Over the same period, renters increased from 23 per cent to 32 per cent – a figure Gilberd said was set to keep rising if the housing system was not unblocked.
Sisters Awhi and Amba Te Ngoungou have escaped the rental trap and are into their first home in Stokes Valley, Lower Hutt. Both agree home ownership benefits family and wider society.
Awhi bought the house backed by the KiwiSaver first-home buyer scheme, and hopes to make it a family home and intergenerational asset.
The plan is for Amba and her two young children to eventually become trustees.
“We’re happier here, and the kids are warmer and it’s a stable environment. We’re investing in our dream,” Amba said.
“With lots of prayer and hope and faith, we got there in the end.
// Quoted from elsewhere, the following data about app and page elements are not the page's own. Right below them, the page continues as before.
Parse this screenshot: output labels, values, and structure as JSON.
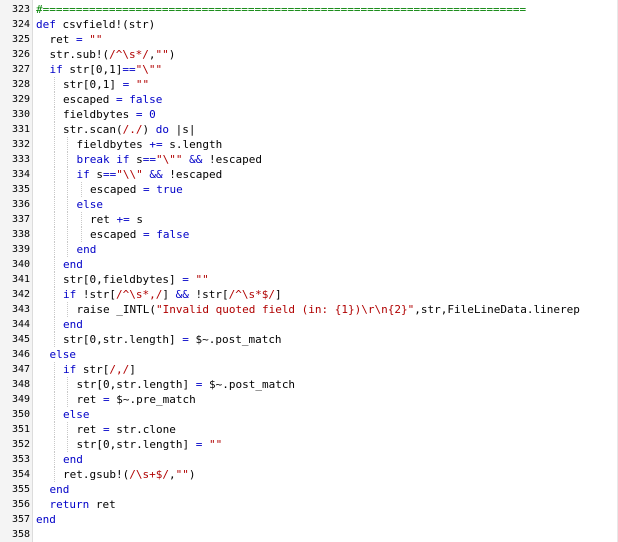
{
  "editor": {
    "lines": [
      {
        "n": "323",
        "indent": 0,
        "segs": [
          {
            "t": "#=========================================================================",
            "c": "cmt"
          }
        ]
      },
      {
        "n": "324",
        "indent": 0,
        "segs": [
          {
            "t": "def",
            "c": "kw"
          },
          {
            "t": " csvfield!(str)"
          }
        ]
      },
      {
        "n": "325",
        "indent": 1,
        "segs": [
          {
            "t": "ret "
          },
          {
            "t": "=",
            "c": "op"
          },
          {
            "t": " "
          },
          {
            "t": "\"\"",
            "c": "str"
          }
        ]
      },
      {
        "n": "326",
        "indent": 1,
        "segs": [
          {
            "t": "str.sub!("
          },
          {
            "t": "/^\\s*/",
            "c": "str"
          },
          {
            "t": ","
          },
          {
            "t": "\"\"",
            "c": "str"
          },
          {
            "t": ")"
          }
        ]
      },
      {
        "n": "327",
        "indent": 1,
        "segs": [
          {
            "t": "if",
            "c": "kw"
          },
          {
            "t": " str[0,1]"
          },
          {
            "t": "==",
            "c": "op"
          },
          {
            "t": "\"\\\"\"",
            "c": "str"
          }
        ]
      },
      {
        "n": "328",
        "indent": 2,
        "segs": [
          {
            "t": "str[0,1] "
          },
          {
            "t": "=",
            "c": "op"
          },
          {
            "t": " "
          },
          {
            "t": "\"\"",
            "c": "str"
          }
        ]
      },
      {
        "n": "329",
        "indent": 2,
        "segs": [
          {
            "t": "escaped "
          },
          {
            "t": "=",
            "c": "op"
          },
          {
            "t": " "
          },
          {
            "t": "false",
            "c": "kw"
          }
        ]
      },
      {
        "n": "330",
        "indent": 2,
        "segs": [
          {
            "t": "fieldbytes "
          },
          {
            "t": "=",
            "c": "op"
          },
          {
            "t": " "
          },
          {
            "t": "0",
            "c": "num"
          }
        ]
      },
      {
        "n": "331",
        "indent": 2,
        "segs": [
          {
            "t": "str.scan("
          },
          {
            "t": "/./",
            "c": "str"
          },
          {
            "t": ") "
          },
          {
            "t": "do",
            "c": "kw"
          },
          {
            "t": " |s|"
          }
        ]
      },
      {
        "n": "332",
        "indent": 3,
        "segs": [
          {
            "t": "fieldbytes "
          },
          {
            "t": "+=",
            "c": "op"
          },
          {
            "t": " s.length"
          }
        ]
      },
      {
        "n": "333",
        "indent": 3,
        "segs": [
          {
            "t": "break",
            "c": "kw"
          },
          {
            "t": " "
          },
          {
            "t": "if",
            "c": "kw"
          },
          {
            "t": " s"
          },
          {
            "t": "==",
            "c": "op"
          },
          {
            "t": "\"\\\"\"",
            "c": "str"
          },
          {
            "t": " "
          },
          {
            "t": "&&",
            "c": "op"
          },
          {
            "t": " !escaped"
          }
        ]
      },
      {
        "n": "334",
        "indent": 3,
        "segs": [
          {
            "t": "if",
            "c": "kw"
          },
          {
            "t": " s"
          },
          {
            "t": "==",
            "c": "op"
          },
          {
            "t": "\"\\\\\"",
            "c": "str"
          },
          {
            "t": " "
          },
          {
            "t": "&&",
            "c": "op"
          },
          {
            "t": " !escaped"
          }
        ]
      },
      {
        "n": "335",
        "indent": 4,
        "segs": [
          {
            "t": "escaped "
          },
          {
            "t": "=",
            "c": "op"
          },
          {
            "t": " "
          },
          {
            "t": "true",
            "c": "kw"
          }
        ]
      },
      {
        "n": "336",
        "indent": 3,
        "segs": [
          {
            "t": "else",
            "c": "kw"
          }
        ]
      },
      {
        "n": "337",
        "indent": 4,
        "segs": [
          {
            "t": "ret "
          },
          {
            "t": "+=",
            "c": "op"
          },
          {
            "t": " s"
          }
        ]
      },
      {
        "n": "338",
        "indent": 4,
        "segs": [
          {
            "t": "escaped "
          },
          {
            "t": "=",
            "c": "op"
          },
          {
            "t": " "
          },
          {
            "t": "false",
            "c": "kw"
          }
        ]
      },
      {
        "n": "339",
        "indent": 3,
        "segs": [
          {
            "t": "end",
            "c": "kw"
          }
        ]
      },
      {
        "n": "340",
        "indent": 2,
        "segs": [
          {
            "t": "end",
            "c": "kw"
          }
        ]
      },
      {
        "n": "341",
        "indent": 2,
        "segs": [
          {
            "t": "str[0,fieldbytes] "
          },
          {
            "t": "=",
            "c": "op"
          },
          {
            "t": " "
          },
          {
            "t": "\"\"",
            "c": "str"
          }
        ]
      },
      {
        "n": "342",
        "indent": 2,
        "segs": [
          {
            "t": "if",
            "c": "kw"
          },
          {
            "t": " !str["
          },
          {
            "t": "/^\\s*,/",
            "c": "str"
          },
          {
            "t": "] "
          },
          {
            "t": "&&",
            "c": "op"
          },
          {
            "t": " !str["
          },
          {
            "t": "/^\\s*$/",
            "c": "str"
          },
          {
            "t": "]"
          }
        ]
      },
      {
        "n": "343",
        "indent": 3,
        "segs": [
          {
            "t": "raise _INTL("
          },
          {
            "t": "\"Invalid quoted field (in: {1})\\r\\n{2}\"",
            "c": "str"
          },
          {
            "t": ",str,FileLineData.linerep"
          }
        ]
      },
      {
        "n": "344",
        "indent": 2,
        "segs": [
          {
            "t": "end",
            "c": "kw"
          }
        ]
      },
      {
        "n": "345",
        "indent": 2,
        "segs": [
          {
            "t": "str[0,str.length] "
          },
          {
            "t": "=",
            "c": "op"
          },
          {
            "t": " $~.post_match"
          }
        ]
      },
      {
        "n": "346",
        "indent": 1,
        "segs": [
          {
            "t": "else",
            "c": "kw"
          }
        ]
      },
      {
        "n": "347",
        "indent": 2,
        "segs": [
          {
            "t": "if",
            "c": "kw"
          },
          {
            "t": " str["
          },
          {
            "t": "/,/",
            "c": "str"
          },
          {
            "t": "]"
          }
        ]
      },
      {
        "n": "348",
        "indent": 3,
        "segs": [
          {
            "t": "str[0,str.length] "
          },
          {
            "t": "=",
            "c": "op"
          },
          {
            "t": " $~.post_match"
          }
        ]
      },
      {
        "n": "349",
        "indent": 3,
        "segs": [
          {
            "t": "ret "
          },
          {
            "t": "=",
            "c": "op"
          },
          {
            "t": " $~.pre_match"
          }
        ]
      },
      {
        "n": "350",
        "indent": 2,
        "segs": [
          {
            "t": "else",
            "c": "kw"
          }
        ]
      },
      {
        "n": "351",
        "indent": 3,
        "segs": [
          {
            "t": "ret "
          },
          {
            "t": "=",
            "c": "op"
          },
          {
            "t": " str.clone"
          }
        ]
      },
      {
        "n": "352",
        "indent": 3,
        "segs": [
          {
            "t": "str[0,str.length] "
          },
          {
            "t": "=",
            "c": "op"
          },
          {
            "t": " "
          },
          {
            "t": "\"\"",
            "c": "str"
          }
        ]
      },
      {
        "n": "353",
        "indent": 2,
        "segs": [
          {
            "t": "end",
            "c": "kw"
          }
        ]
      },
      {
        "n": "354",
        "indent": 2,
        "segs": [
          {
            "t": "ret.gsub!("
          },
          {
            "t": "/\\s+$/",
            "c": "str"
          },
          {
            "t": ","
          },
          {
            "t": "\"\"",
            "c": "str"
          },
          {
            "t": ")"
          }
        ]
      },
      {
        "n": "355",
        "indent": 1,
        "segs": [
          {
            "t": "end",
            "c": "kw"
          }
        ]
      },
      {
        "n": "356",
        "indent": 1,
        "segs": [
          {
            "t": "return",
            "c": "kw"
          },
          {
            "t": " ret"
          }
        ]
      },
      {
        "n": "357",
        "indent": 0,
        "segs": [
          {
            "t": "end",
            "c": "kw"
          }
        ]
      },
      {
        "n": "358",
        "indent": 0,
        "segs": []
      }
    ]
  }
}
It’s been a blessing,” Awhi said.
Charles Waldegrave, who leads the Family Centre social policy research unit, said the research was done to give the Government solid evidence to drive housing policy based on tenure and ownership.
On the back of the soaring house prices and climbing rents, one International Monetary Fund (IMF) survey showed New Zealand had the second highest growth in houses prices in 2015, and the highest jumps – relative to income – of any country.
Waldegrave said the IMF survey showed the situation was grave, but was being dealt with from a policy perspective that looked to the market, business and developers for solutions, rather than a social housing and home ownership angle.
Children in low-quality rentals were growing up under massive stress and insecurity, which could affect brain development, while future generations would not own their own homes as they aged.
“These are really serious problems that will create massive poverty in the future if we don’t do something about it now,” Waldegrave said.